Best gun for CC ??

Discussion in 'Concealed Carrying & Personal Protection' started by Graphixman, Oct 26, 2012.

  1. Graphixman

    Graphixman New Member

    First hello to the Forum ...great site ... but I was thinking of the G 33 or G 27 .. For CC... Anyone carry these ?? And if so your thoughts would be great ...
  2. mountainman13

    mountainman13 New Member

    Welcome to FTF. The 27 seems to be a popular choice for cc. Easy to conceal, good stopping power and the reliability of a glock.

  3. JTJ

    JTJ Well-Known Member Supporter
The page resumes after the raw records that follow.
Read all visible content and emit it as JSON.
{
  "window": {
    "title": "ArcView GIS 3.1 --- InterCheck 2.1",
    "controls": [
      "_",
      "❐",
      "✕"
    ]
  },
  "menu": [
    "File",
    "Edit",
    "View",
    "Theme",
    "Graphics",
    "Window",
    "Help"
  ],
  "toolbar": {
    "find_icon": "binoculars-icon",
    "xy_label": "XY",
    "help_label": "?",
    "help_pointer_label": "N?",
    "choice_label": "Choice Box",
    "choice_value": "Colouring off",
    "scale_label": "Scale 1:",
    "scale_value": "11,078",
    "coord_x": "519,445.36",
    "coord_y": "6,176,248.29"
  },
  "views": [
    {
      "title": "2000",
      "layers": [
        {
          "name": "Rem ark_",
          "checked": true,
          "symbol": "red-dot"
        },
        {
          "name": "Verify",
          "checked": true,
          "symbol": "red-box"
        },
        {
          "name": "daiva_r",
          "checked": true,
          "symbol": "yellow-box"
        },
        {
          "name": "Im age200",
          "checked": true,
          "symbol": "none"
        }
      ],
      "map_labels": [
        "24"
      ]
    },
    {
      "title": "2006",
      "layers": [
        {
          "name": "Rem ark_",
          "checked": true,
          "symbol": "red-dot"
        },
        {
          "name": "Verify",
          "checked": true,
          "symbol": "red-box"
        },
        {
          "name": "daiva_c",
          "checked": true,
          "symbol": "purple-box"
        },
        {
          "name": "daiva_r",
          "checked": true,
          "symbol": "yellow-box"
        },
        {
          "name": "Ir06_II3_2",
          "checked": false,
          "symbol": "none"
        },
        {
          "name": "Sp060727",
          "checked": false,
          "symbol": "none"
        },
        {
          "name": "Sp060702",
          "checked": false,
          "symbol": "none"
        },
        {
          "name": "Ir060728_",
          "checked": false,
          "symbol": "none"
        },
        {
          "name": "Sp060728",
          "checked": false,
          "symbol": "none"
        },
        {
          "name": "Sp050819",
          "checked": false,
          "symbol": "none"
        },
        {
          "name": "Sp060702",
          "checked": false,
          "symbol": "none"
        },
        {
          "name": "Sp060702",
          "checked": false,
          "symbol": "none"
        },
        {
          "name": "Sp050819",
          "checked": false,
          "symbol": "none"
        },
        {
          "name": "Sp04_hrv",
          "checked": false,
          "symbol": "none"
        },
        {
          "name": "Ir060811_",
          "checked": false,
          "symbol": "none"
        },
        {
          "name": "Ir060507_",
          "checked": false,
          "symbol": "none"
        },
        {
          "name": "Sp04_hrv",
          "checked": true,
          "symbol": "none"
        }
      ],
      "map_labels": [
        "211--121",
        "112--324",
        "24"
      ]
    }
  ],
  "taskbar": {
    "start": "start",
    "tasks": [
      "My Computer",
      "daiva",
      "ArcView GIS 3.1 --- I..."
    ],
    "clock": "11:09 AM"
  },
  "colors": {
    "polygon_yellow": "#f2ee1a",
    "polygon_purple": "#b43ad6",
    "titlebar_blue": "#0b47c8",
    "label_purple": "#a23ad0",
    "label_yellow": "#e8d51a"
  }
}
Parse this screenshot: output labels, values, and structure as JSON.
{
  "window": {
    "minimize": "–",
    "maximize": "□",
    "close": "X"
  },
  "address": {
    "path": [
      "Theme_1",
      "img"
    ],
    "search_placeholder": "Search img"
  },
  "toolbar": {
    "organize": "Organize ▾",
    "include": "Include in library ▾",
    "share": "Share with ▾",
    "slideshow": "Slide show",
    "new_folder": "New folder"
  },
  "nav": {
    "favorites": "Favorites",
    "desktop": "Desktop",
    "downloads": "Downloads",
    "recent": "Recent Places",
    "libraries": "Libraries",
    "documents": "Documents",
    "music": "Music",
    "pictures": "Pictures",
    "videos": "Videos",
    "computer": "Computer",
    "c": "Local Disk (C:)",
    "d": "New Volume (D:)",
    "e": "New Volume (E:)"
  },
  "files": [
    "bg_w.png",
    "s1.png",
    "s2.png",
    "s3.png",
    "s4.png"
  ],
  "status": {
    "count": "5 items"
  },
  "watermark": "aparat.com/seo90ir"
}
    The one you will carry. A 380 in the pocket is better than a 45 in the drawer. A lot of people go for one gun or another based on what other people think. It is your gun, it is personal and you have to be willing to train with it and carry it. Do not buy more gun than you can shoot accurately with. Do not buy a gun that is hard to control. Do not buy a gun that fits poorly. Do not buy a gun that does not point naturally. A gun is near useless if you can not shoot well and quickly with it. As I have gotten older, I have had to rethink my carry. I can still shoot a 45 well but a 9mm is faster and easier. I am not a police officer and dont plan on chasing down criminals. I do plan on defending myself should the need arise again. If you can handle a 45 great but dont let bravado make your decision.
  4. phildenton

    phildenton New Member

    Try to finf a nearby range that rents guns and try em out.
  5. Graphixman

    Graphixman New Member

    Thank you guys great info ..
  6. potentialglock

    potentialglock New Member

    Unless you're dead set on glock check out ruger's LC family. I have an LC9 and greatly enjoy it. I still prefer full size pistols but there are times I just can't carry that large.
  7. jimogden1984

    jimogden1984 New Member

    I was carrying a 1911 and found myself leaving it at home more and more. Then I got a kahr cm9 that fits in my pocket and its always with me. As TJT said, try to make sure whatever you get is easy to carry. It won't do you any good at home or in the glove box
  8. GNXtreme

    GNXtreme New Member

    It all has to do with what gun fits YOU the best. If you've never shot a glock you need to try one before spending the money on one. I'm not saying that they aren't great guns, I just prefer something different. I'm not a "fanboy" of any particular type or brand but I do know what I like to shoot and can shoot well. Springfield XD or a 1911 works great for me.
  9. Old_Crow

    Old_Crow New Member

    A bazooka is quite intimidating. No one can tell you what the best gun for you to conceal might be. Guns I can carry easily would drive most people nuts. By the same token if I had to carry a Glock I would trade it for a $15 Cold Steel knife. At least the knife won't shoot me before I get it out of the sheath.
  10. JimRau

    JimRau Well-Known Member Supporter

    Amen! I am a LEO with over 30 years on the street and have been a firearms instructor for more years than I care to admit!:eek: And what he said is right on.
    It is totality of the circumstance:
    1. Chose a PPD (Personal Protection Device/handgun):D you WILL carry. To many folks get hung up in the 'bigger is better' mess and chose a 'big' gun they eventually find to be to much trouble to carry.
    2. Hit probability is the MOST important consideration when choosing a PPD you will carry!!! As we would tell the 'smaller (usually female) recruits "A hit with 38 is better than a miss with a 357"! As stated above carry the one you can shoot the best.
    3. It has been shown that if you use the BEST SD ammo available today there is no realistic difference in the 9mm, 357 Sig/Mag, 40 S&W, 45 ACP/GAP/Colt (less than 5% difference in the permanent wound cavities from the worst to the best with the BEST SD ammo out there today) to stop an aggressive human attacker. So the caliber is not as as big of an issue as many make it.
    4. Also, if you are new to this I recommend you start with a revolver not a auto. They are much simpler and safe to operate. There is not need for the extensive training we go through to address the 'failure to fire' issues common with the semi-autos and they are safer because they are simpler to operate.
    Hope this helped.:)
  11. Dionysus03

    Dionysus03 New Member

    GNXtreme Those are my two primary choices for carry. I agree that the most important aspect for choosing a ccw is the fit. If it's not comfortable to wear at all times it's not doing you any good.
  12. danf_fl

    danf_fl Retired Supporter

    Do you own only one pair of shoes that you wear for everything?

    Consider the circumstances of where you are going, what you are doing.

    A loud "clunk" on a church pew with your pistol is not normally taken nicely. Sitting in the car and driving for 6 hours with the rig under the seat belt is not comfortable. Going to the beach and concealing it in your speedos brings unwanted attention.

    Different rigs and different firearms. The main thing is that you have a firearm with you.